The operators a and a^{†} when acting on the energy eigenstates of
the harmonic oscillator, denoted by |n>, have the property

a^{†}|n> = (n + 1)^{½}|n + 1>, a|n> = n^{½}|n - 1>.

We have x = (a + a^{†})/(2α), p = -i(a - a^{†})/(2β), where α
=√(mω/(2ħ)), β =1/√(2mωħ).

Find the mean value and root mean square deviation of p^{2}, when the
oscillator is in the energy eigenstate |n>.

Through some coincidence, the Balmer lines from singly ionized helium in a distant star happen to overlap with the Balmer lines from hydrogen in the sun. Assuming that the relative motion is along the line of sight, how fast is that star receding from us?

Consider a simple, small, but macroscopic LC circuit made from conventional superconducting material and kept at a temperature below the critical temperature (~1 K). The circuit has no resistance.

(a) Write down a second order differential equation describing the time
evolution of the magnetic flux Φ = LI in the inductor.

(Consider this "the equation of motion" of the circuit.) Relabel C = m, k =
1/L, and compare this equation with the equation of motion of a simple harmonic
oscillator.

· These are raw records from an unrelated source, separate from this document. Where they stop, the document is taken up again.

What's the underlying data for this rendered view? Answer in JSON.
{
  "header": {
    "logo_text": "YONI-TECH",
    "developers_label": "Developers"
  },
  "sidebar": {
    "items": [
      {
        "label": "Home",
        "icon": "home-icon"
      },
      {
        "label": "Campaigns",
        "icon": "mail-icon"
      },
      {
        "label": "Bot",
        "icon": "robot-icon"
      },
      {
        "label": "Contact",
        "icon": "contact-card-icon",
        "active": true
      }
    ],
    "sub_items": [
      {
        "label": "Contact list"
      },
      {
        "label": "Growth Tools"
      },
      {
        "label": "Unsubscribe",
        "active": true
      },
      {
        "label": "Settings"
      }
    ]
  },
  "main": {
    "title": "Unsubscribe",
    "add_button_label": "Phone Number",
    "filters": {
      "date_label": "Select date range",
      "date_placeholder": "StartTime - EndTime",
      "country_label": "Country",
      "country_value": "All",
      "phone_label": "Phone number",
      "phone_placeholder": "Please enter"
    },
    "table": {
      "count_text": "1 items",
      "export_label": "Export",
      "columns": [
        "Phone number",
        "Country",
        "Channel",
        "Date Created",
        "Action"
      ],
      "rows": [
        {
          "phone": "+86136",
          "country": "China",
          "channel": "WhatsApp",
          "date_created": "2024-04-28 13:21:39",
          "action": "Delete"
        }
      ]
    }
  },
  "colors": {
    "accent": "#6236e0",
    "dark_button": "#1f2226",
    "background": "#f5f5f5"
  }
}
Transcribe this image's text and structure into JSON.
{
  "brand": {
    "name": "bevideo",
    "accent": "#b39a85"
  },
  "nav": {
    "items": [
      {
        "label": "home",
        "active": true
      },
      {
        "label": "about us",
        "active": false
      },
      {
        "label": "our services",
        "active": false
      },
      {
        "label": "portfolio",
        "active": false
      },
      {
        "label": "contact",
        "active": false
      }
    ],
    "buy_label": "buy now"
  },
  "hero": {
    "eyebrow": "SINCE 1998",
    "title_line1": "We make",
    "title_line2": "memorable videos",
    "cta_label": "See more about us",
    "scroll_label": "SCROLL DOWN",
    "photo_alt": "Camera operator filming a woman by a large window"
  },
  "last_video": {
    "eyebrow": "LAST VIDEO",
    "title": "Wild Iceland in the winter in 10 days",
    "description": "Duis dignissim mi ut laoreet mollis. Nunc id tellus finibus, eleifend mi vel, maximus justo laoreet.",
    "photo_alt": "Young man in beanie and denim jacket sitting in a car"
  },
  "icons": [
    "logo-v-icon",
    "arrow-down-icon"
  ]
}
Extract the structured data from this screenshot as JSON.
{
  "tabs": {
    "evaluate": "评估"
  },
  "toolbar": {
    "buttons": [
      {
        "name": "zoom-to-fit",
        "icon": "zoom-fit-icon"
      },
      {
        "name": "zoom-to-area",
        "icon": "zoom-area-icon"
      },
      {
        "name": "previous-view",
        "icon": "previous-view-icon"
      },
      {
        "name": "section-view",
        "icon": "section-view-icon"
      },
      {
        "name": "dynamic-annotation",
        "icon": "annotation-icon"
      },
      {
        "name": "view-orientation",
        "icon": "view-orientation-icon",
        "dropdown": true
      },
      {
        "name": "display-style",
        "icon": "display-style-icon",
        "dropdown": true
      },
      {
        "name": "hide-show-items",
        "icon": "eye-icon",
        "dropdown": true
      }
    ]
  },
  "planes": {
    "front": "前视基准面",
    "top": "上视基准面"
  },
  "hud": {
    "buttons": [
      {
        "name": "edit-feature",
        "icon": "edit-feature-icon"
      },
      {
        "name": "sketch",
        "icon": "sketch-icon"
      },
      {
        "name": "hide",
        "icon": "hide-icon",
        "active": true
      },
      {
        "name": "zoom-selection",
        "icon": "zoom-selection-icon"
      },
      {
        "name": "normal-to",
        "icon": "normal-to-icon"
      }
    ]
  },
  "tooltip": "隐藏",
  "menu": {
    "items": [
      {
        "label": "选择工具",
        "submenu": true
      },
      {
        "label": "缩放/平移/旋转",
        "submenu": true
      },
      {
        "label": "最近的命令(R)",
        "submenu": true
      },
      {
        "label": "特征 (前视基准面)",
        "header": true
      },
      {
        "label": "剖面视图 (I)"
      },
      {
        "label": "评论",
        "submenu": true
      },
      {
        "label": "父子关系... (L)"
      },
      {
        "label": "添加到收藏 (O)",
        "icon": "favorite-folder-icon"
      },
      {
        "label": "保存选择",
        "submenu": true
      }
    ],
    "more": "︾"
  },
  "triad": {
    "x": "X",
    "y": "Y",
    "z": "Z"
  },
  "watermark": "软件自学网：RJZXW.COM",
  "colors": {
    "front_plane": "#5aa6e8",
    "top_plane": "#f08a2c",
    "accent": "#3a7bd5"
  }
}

(b) Write down a Lagrangian for the LC circuit. (Lagrange's equation then is
the "equation of motion" of the circuit.) Find the generalized momentum
corresponding to the generalized coordinate in the Lagrangian, and write down
the Hamiltonian for the LC circuit.

(c) Assume that the circuit is cooled down to a
temperature of near zero K (~1 mK). At such a low temperature, only the
lowest allowed energy states are accessible to the system and observable
quantum-mechanical effects can appear. Quantize the system and find the
ground state energy of the system,

(d) Qualitatively reason why excited states of such a system would be unstable
even at very low temperature.

(a) Write down the normalized ground-state wave function for the hydrogen atom.

(b) Find <r> and Δr for the ground-state of the hydrogen atom.

(c) Find <1/r> and Δ(1/r) for the ground-state of the hydrogen atom.

∫_{0}^{∞} x^{n} e^{-ax} dx = n!/a^{n+1}

An exotic atom consists of a Helium nucleus (Z = 2) and an electron and an
antiproton p(bar) both in n = 2 states. Take the mass of the p(bar) to be 2000
electron masses and that of the helium nucleus to be 8000 m_{e}. For an
electron in the n = 1 state of hydrogen E = -13.6 eV.

(a) How much energy is required to remove the electron from this atom?

(b) How much energy is required to remove the p(bar) from this atom?

(c) Assume both the p(bar) and the electron are in 2p states. Then each can
de-excite to their ground state. It is observed that radiation always
accompanies those transitions when the electron jumps first, but when the p(bar)
jumps first there is often no photon emitted. Explain!